Jeremy Corbyn (Islington, North): Does the Home Secretary accept that many people who are obviously appalled at what happened on 11 September believe that the answer is not to suspend traditional legal rights such as the right of access to courts in this country, but to use the criminal law against those planning or perpetrating criminal acts? Many people are deeply disturbed about this piece of emergency legislation, and believe that it will be no more effective than the Prevention of Terrorism (Temporary Provisions) Act 1974. Peace eventually came to Ireland through a political process, not a legal process.
In 1997, the House unanimously passed the Special Immigration Appeals Commission Act 1997, which established the commission. I would be interested to know whether any hon. Member would like to use their comments in debates on that legislation to contradict me now on this legislation. Does anyone wish to intervene? No hon. Member from either side of the House voted against that legislation, which was subsequently approved by the other place. It was approved not only because previous practice had been judged not to accord with the level of human rights that was needed and accepted at the end of the 20th century, but because, in November 1996, the then Government had lost the Chahal case, which considered the acceptability of the process being used to eject people from the United Kingdom.
It was adjudged in the Chahal case that there had been improvements in the process, such as use of the three wise men and women, but it was also held that the process for ratifying the Home Secretary's power of certification for removal was not acceptable because the power infringed article 3 of the European convention on human rights. That is the nub of the issue. There is also no disagreement that the previous Government would have introduced the 1997 Act.

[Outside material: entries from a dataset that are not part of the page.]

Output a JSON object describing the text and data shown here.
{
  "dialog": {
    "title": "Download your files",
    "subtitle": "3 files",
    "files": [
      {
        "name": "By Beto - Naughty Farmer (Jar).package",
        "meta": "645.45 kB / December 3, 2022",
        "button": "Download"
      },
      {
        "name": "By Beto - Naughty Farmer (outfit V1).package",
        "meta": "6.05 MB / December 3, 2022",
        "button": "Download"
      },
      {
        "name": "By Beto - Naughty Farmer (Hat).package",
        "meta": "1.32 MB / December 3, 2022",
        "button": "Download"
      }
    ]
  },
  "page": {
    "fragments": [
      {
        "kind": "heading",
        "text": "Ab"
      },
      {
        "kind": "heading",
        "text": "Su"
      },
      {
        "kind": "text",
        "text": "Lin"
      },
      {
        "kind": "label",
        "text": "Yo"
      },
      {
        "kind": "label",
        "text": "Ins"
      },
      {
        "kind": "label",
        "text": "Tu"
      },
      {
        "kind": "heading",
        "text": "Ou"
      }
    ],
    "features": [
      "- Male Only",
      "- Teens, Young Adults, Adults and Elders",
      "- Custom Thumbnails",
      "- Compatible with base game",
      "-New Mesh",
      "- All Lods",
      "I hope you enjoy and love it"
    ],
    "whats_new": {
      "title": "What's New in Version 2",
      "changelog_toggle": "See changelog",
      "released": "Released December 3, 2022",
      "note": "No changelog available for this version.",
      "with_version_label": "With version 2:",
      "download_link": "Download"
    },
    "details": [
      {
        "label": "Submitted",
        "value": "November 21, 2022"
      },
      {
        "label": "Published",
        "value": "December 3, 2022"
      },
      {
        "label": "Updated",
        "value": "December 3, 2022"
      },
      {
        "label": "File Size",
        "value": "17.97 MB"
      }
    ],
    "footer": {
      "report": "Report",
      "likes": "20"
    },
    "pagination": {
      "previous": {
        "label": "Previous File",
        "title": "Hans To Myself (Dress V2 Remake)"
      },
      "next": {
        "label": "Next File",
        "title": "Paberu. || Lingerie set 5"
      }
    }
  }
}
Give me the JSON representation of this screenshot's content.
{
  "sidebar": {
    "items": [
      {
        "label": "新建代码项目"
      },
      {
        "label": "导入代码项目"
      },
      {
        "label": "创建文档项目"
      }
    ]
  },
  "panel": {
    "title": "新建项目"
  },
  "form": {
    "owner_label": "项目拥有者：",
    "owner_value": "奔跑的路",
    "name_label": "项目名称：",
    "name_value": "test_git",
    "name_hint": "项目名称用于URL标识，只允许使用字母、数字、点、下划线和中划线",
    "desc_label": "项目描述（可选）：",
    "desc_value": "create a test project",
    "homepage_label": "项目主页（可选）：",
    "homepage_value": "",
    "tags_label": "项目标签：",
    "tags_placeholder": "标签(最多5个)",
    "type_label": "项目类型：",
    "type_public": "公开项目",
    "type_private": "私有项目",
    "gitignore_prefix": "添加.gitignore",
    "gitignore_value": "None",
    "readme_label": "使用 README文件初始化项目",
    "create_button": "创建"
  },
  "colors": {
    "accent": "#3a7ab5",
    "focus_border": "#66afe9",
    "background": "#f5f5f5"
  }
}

After the Chahal judgment, therefore, the House passed a measure that effectively provided judicial review of the Home Secretary's right to certificate the removal of an individual who is not a British national, but who is judged to be endangering national security or whose presence is not conducive to the public good.